Doctoral graduate Dr Lindy Thompson grew up with a deep appreciation of the South African bushveld and all the wonders it offers thanks to her parents who instilled in her a deep appreciation for the beauty of nature, and the importance of protecting the natural environment and conserving indigenous plants and animals.
Thompson said because her parents were from northern England with its gloomy weather and relatively poor biodiversity, they made sure she and her sister were exposed to the natural beauty South Africa offered.
Thompson realised from a young age that she enjoyed working with and within the environment so when it came to deciding on tertiary education, UKZN’s School of Life Sciences provided her with exactly what she wanted – an excellent platform to specialise in the field of Wildlife Management and Conservation.
As part of her research for her MSc in Wildlife Management and Conservation, which she completed in 2005, Thompson studied the breeding biology of Eurasian Eagle-owls in southern Spain. Since then she has been involved in various projects on birds, from surveying wading birds on offshore islands in the Republic of Ireland, to working as a warden at reserves in Scotland and England for the Royal Society for the Protection of Birds.
More recently, she worked as a raptor handler and research manager at the African Bird of Prey Sanctuary outside Pietermaritzburg.
For her PhD in Ecological Sciences, Thompson was able to combine her love of birds with her interest in anthropocentric climate change and its effect on wildlife. She said she was grateful to her boss at the African Bird of Prey Sanctuary, Ben Hoffman, for putting her in touch with UKZN’s Dr Mark Brown and Professor Colleen Downs who became her supervisors. Together they developed her PhD project looking at how birds would cope with climate change physiologically. They chose a small southern African bird, the ubiquitous Cape White-eye, as the study species.

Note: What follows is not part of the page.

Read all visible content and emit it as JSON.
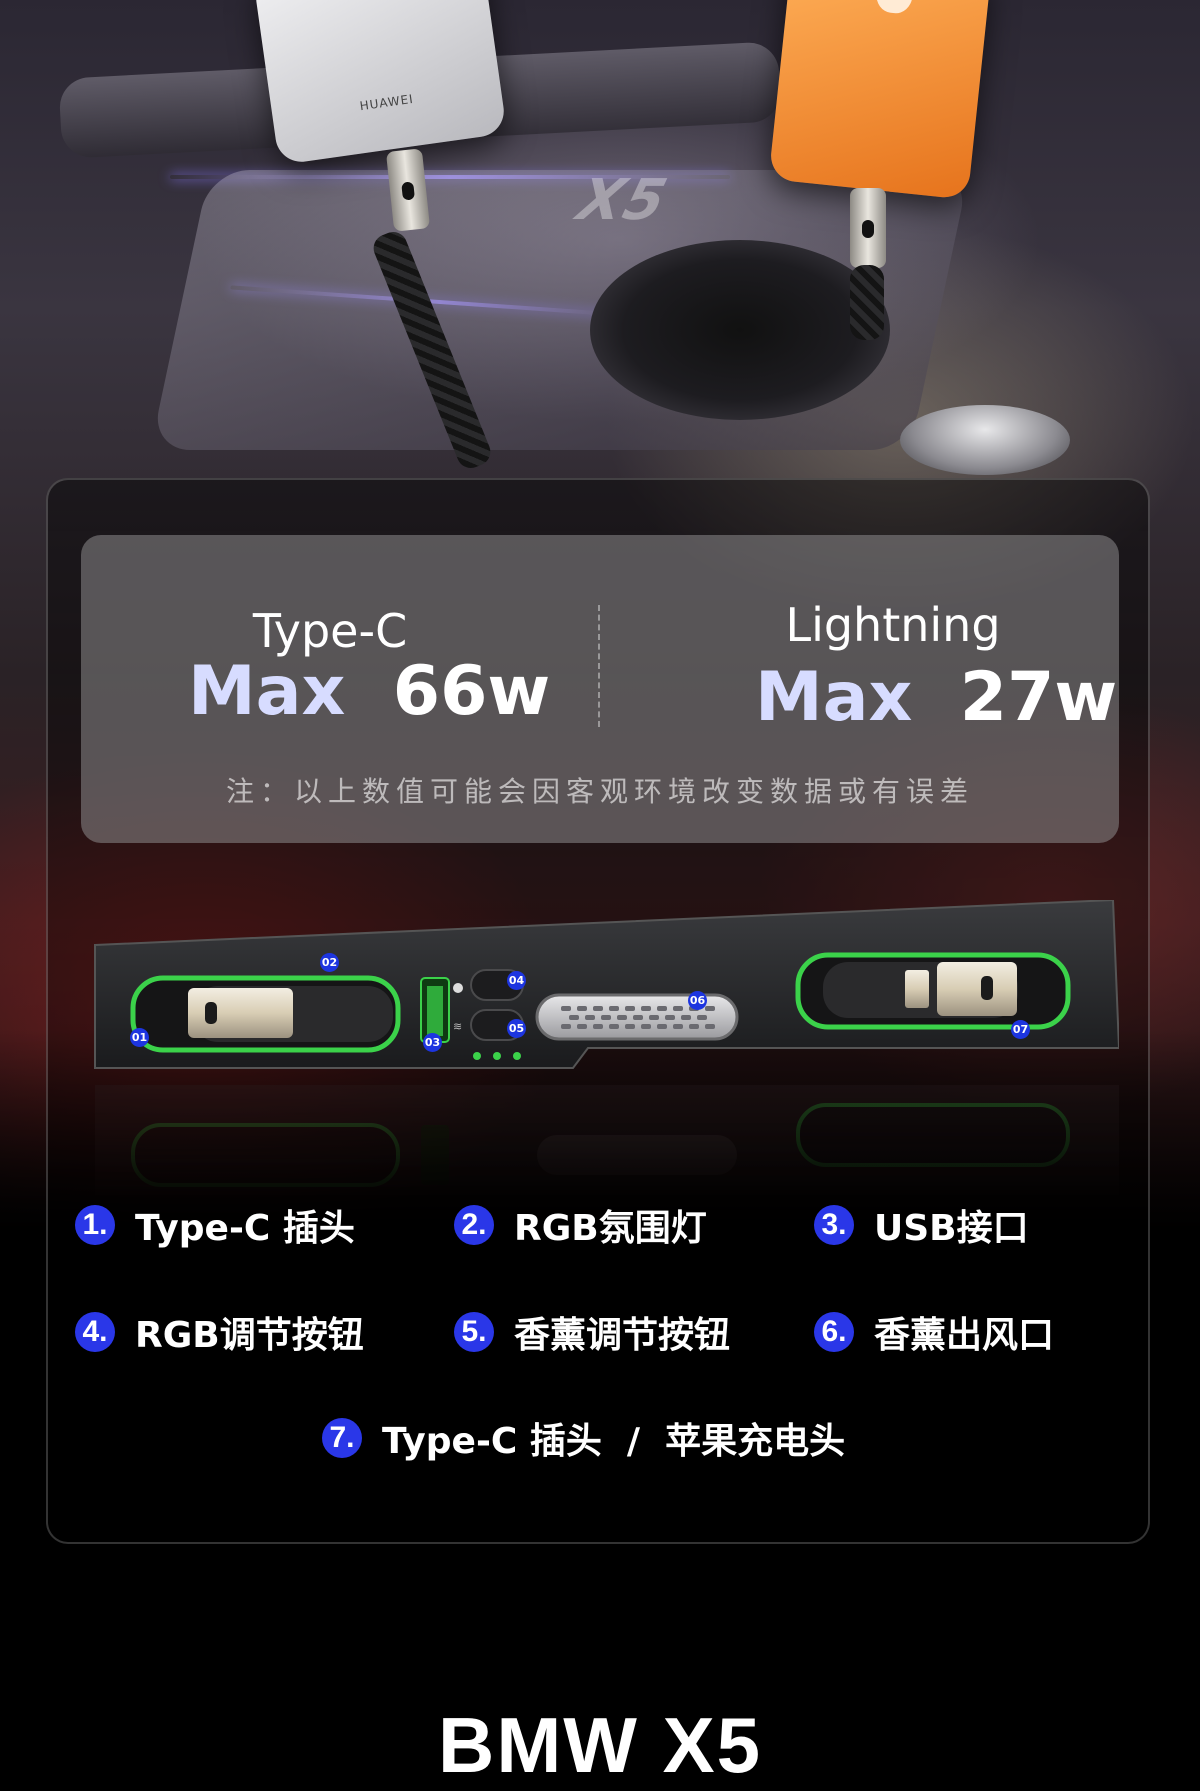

Thompson’s research investigated if and how Cape White-eyes coped with climate change by adjusting their metabolic rates. ‘By the year 2080, South Africa is expected to have warmed by 4ºC, so I investigated the effect of such an increase on the physiology of Cape White-eyes,’ said Thompson. ‘Although they altered their metabolic rates in response to the warmer temperature, the effect was only very slight, so it seems as though Cape White-eyes will be able to cope with this temperature increase.
‘Nevertheless, we should still be wary of the effects of heat waves and droughts on these birds,’ cautioned Thompson.

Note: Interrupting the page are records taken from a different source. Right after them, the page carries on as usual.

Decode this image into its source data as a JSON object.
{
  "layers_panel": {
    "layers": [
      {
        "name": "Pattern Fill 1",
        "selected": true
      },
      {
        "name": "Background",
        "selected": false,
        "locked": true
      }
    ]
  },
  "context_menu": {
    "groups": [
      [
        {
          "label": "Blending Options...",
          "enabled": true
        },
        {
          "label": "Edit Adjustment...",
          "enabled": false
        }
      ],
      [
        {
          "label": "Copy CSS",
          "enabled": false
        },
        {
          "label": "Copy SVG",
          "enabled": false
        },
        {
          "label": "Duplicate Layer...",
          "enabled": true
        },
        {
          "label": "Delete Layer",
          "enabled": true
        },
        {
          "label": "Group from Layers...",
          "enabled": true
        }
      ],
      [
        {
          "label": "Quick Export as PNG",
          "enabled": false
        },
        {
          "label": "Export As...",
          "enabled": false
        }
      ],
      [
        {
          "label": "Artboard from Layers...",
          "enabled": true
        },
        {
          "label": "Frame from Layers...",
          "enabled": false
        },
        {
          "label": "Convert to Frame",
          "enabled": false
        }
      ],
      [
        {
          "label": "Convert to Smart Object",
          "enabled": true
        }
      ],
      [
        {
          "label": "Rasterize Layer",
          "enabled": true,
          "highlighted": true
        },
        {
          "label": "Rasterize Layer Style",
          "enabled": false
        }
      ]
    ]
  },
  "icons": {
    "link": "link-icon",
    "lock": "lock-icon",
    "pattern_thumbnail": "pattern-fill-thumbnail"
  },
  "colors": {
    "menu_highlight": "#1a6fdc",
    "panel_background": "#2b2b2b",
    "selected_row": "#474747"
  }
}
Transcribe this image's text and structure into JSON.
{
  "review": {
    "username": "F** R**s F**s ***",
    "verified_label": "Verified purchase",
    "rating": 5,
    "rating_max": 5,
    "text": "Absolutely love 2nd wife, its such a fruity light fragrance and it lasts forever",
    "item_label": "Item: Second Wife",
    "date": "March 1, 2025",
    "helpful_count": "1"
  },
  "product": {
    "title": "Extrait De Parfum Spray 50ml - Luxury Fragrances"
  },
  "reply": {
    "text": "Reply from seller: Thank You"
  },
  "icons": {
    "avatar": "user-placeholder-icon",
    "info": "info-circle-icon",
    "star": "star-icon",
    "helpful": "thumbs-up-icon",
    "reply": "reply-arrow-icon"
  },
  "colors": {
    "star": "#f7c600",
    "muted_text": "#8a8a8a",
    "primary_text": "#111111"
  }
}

Thompson’s love and passion for the great outdoors was slightly curtailed by the hours of intensive lab work – often over weekends – involved in doing a PhD. This didn’t deter her from going out bird ringing with friends and colleagues whenever possible, so that she could get into the field and enjoy the sunshine. ‘This helped to keep me sane,’ she said.

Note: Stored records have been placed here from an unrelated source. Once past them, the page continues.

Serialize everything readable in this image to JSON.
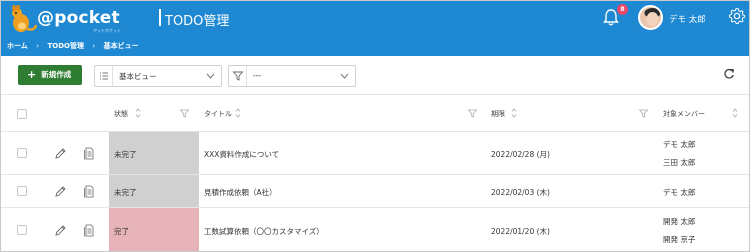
{
  "header": {
    "brand": "@pocket",
    "brand_sub": "アットポケット",
    "app_title": "TODO管理",
    "notification_count": "8",
    "user_name": "デモ 太郎"
  },
  "breadcrumb": [
    "ホーム",
    "TODO管理",
    "基本ビュー"
  ],
  "toolbar": {
    "new_button": "新規作成",
    "view_select_value": "基本ビュー",
    "filter_select_value": "---"
  },
  "table": {
    "columns": [
      "状態",
      "タイトル",
      "期限",
      "対象メンバー"
    ],
    "rows": [
      {
        "status": "未完了",
        "title": "XXX資料作成について",
        "due": "2022/02/28 (月)",
        "members": [
          "デモ 太郎",
          "三田 太郎"
        ]
      },
      {
        "status": "未完了",
        "title": "見積作成依頼（A社）",
        "due": "2022/02/03 (木)",
        "members": [
          "デモ 太郎"
        ]
      },
      {
        "status": "完了",
        "title": "工数試算依頼（〇〇カスタマイズ）",
        "due": "2022/01/20 (木)",
        "members": [
          "開発 太郎",
          "開発 京子"
        ]
      }
    ]
  },
  "colors": {
    "header_bg": "#1e88d2",
    "new_button_bg": "#2e7d32",
    "status_incomplete_bg": "#d0d0d0",
    "status_complete_bg": "#e6b4b8",
    "badge_bg": "#e84a6b"
  },
  "icons": [
    "kangaroo-logo-icon",
    "bell-icon",
    "gear-icon",
    "list-icon",
    "filter-icon",
    "chevron-down-icon",
    "refresh-icon",
    "sort-icon",
    "pencil-icon",
    "document-icon"
  ]
}
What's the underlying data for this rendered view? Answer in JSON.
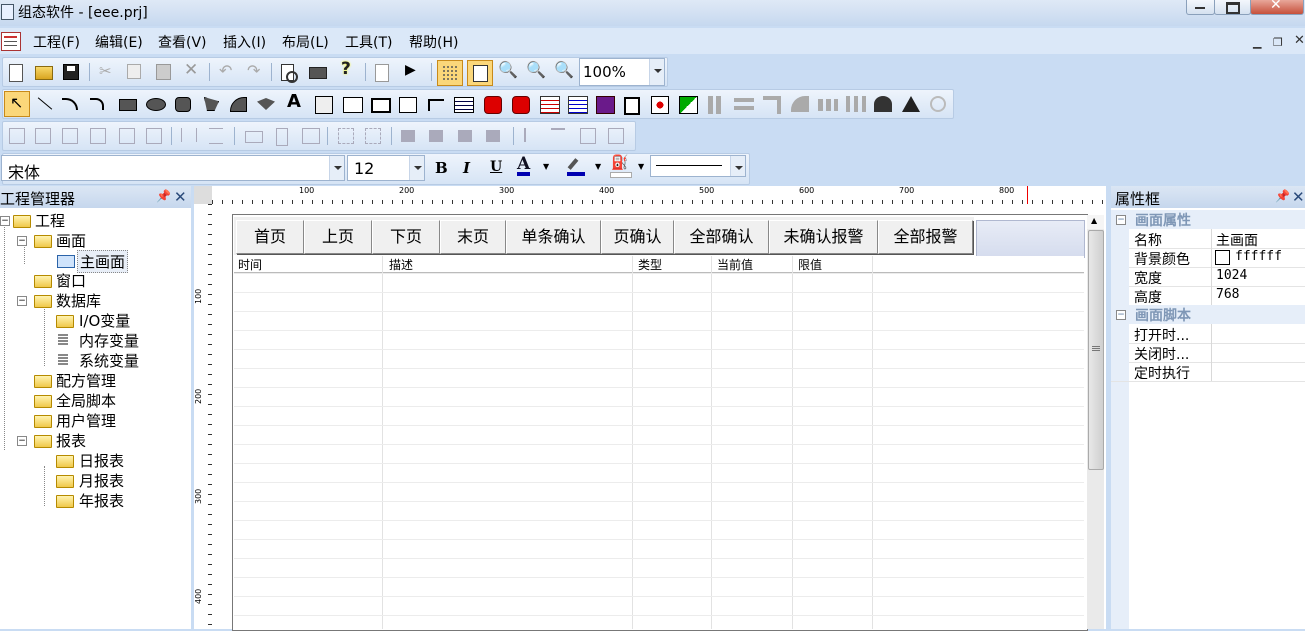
{
  "window": {
    "title": "组态软件 - [eee.prj]"
  },
  "menu": [
    "工程(F)",
    "编辑(E)",
    "查看(V)",
    "插入(I)",
    "布局(L)",
    "工具(T)",
    "帮助(H)"
  ],
  "toolbar": {
    "zoom": "100%"
  },
  "font_toolbar": {
    "font": "宋体",
    "size": "12",
    "bold": "B",
    "italic": "I",
    "underline": "U",
    "font_color": "A"
  },
  "left_panel": {
    "title": "工程管理器",
    "tree": [
      {
        "label": "工程",
        "level": 0
      },
      {
        "label": "画面",
        "level": 1
      },
      {
        "label": "主画面",
        "level": 2
      },
      {
        "label": "窗口",
        "level": 1
      },
      {
        "label": "数据库",
        "level": 1
      },
      {
        "label": "I/O变量",
        "level": 2
      },
      {
        "label": "内存变量",
        "level": 2
      },
      {
        "label": "系统变量",
        "level": 2
      },
      {
        "label": "配方管理",
        "level": 1
      },
      {
        "label": "全局脚本",
        "level": 1
      },
      {
        "label": "用户管理",
        "level": 1
      },
      {
        "label": "报表",
        "level": 1
      },
      {
        "label": "日报表",
        "level": 2
      },
      {
        "label": "月报表",
        "level": 2
      },
      {
        "label": "年报表",
        "level": 2
      }
    ]
  },
  "ruler": {
    "h_labels": [
      "100",
      "200",
      "300",
      "400",
      "500",
      "600",
      "700",
      "800"
    ],
    "v_labels": [
      "100",
      "200",
      "300",
      "400"
    ]
  },
  "alarm_buttons": [
    "首页",
    "上页",
    "下页",
    "末页",
    "单条确认",
    "页确认",
    "全部确认",
    "未确认报警",
    "全部报警"
  ],
  "alarm_columns": [
    "时间",
    "描述",
    "类型",
    "当前值",
    "限值"
  ],
  "right_panel": {
    "title": "属性框",
    "section1": "画面属性",
    "props": [
      {
        "key": "名称",
        "value": "主画面"
      },
      {
        "key": "背景颜色",
        "value": "ffffff"
      },
      {
        "key": "宽度",
        "value": "1024"
      },
      {
        "key": "高度",
        "value": "768"
      }
    ],
    "section2": "画面脚本",
    "scripts": [
      "打开时...",
      "关闭时...",
      "定时执行"
    ]
  }
}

‘I didn’t realise at first how independent postgraduate students need to be but I had the help of some fantastic technicians and support from the postdoctoral students in my department, who guided me through my lab work and the analysis and writing stages. I am very grateful to them.’
Thompson’s supervisor, Professor Downs, also encouraged her to present posters and talks at scientific conferences in Tokyo, Arusha, Tshepise, the Drakensburg and at Skukuza.
‘This allowed me to network with local and international researchers,’ said Thompson. ‘I was also given the opportunity to do some part-time lecturing in the School of Life Sciences, which was very rewarding, and enabled me to appreciate what a wonderfully diverse mix of students we have at UKZN.’
Thompson plans to continue with post-doctoral studies under the supervision of Downs and in collaboration with Mr André Botha of the Bird of Prey Programme of the Endangered Wildlife Trust. This research will focus on the ecology and movements of the Hooded Vulture in the Kruger-to-Canyons Biosphere Reserve.
Thomspon was grateful for funding received from the GreenMatter Trust and from UKZN for the study which she will conduct at various reserves in Limpopo. ‘I am very excited to get out into the field again and to collect information on Hooded Vultures which will hopefully be incorporated into species management plans,’ she said.
Thompson’s long-term plans are to stay on in South Africa and continue working in the field of wildlife research.